There’s no denying that many of the narrative aspects feel dated now. The treatment of racism is mostly surface-level here, with muscle cars donning the Confederate Flag, prodigious use of the N-word, and sequences on a cotton field. This is a far cry from examining the structural and sociological ramifications of racism, but hey, we gotta start somewhere.

In the Heat of the Night still holds up remarkably well today, and it only highlights the magnitude of losing Poitier. In light of all that’s happened in 1967, and beyond, it’s hard to avoid viewing this as anything other than the groundbreaking work it now recognized to be after its preservation by the Library of Congress. And if we’re being honest, it’s a breath of fresh air to revisit classics made at a time when major productions strove for social change and didn’t involve actors in spandex in front of a green screen.

In The Heat Of The Night (1967)

Directed: Norman Jewison

Written: Stirling Silliphant

Starring: Sidney Poitier, Rod Steiger, Warren Oates, Lee Grant, etc.

Movie score: 8/10

In The Heat Of The Night Image

"…still holds up remarkably well today..."

Leave a Reply

Your email address will not be published. Required fields are marked *

  1. In the Heat of the Night - CorruptionByLawEnforcement says:

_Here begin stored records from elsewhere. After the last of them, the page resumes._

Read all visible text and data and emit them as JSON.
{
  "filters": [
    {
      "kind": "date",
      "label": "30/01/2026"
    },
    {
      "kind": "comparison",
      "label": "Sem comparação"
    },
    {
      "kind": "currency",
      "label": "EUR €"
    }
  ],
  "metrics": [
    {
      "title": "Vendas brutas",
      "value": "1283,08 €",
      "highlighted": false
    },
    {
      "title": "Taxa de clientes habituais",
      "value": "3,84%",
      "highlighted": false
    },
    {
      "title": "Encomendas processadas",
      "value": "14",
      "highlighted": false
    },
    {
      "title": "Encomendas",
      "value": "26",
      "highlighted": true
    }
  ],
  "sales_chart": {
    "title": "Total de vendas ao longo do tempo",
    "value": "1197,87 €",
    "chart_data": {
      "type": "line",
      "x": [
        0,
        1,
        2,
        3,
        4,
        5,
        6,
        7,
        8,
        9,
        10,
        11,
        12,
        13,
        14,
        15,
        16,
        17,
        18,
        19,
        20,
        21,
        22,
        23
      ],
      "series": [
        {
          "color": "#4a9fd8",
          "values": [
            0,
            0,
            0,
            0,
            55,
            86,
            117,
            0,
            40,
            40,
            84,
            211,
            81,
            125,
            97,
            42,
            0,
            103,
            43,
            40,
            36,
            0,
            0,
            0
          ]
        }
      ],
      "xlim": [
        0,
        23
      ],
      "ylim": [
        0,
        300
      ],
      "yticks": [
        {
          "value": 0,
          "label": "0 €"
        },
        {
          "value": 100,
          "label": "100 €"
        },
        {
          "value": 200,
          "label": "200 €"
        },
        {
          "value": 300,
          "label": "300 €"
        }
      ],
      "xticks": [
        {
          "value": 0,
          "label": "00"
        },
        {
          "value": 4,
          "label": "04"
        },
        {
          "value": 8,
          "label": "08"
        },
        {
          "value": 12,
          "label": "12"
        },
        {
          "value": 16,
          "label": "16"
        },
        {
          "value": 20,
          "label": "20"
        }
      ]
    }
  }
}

    […] Source link […]

Join our Film Threat Newsletter

Newsletter Icon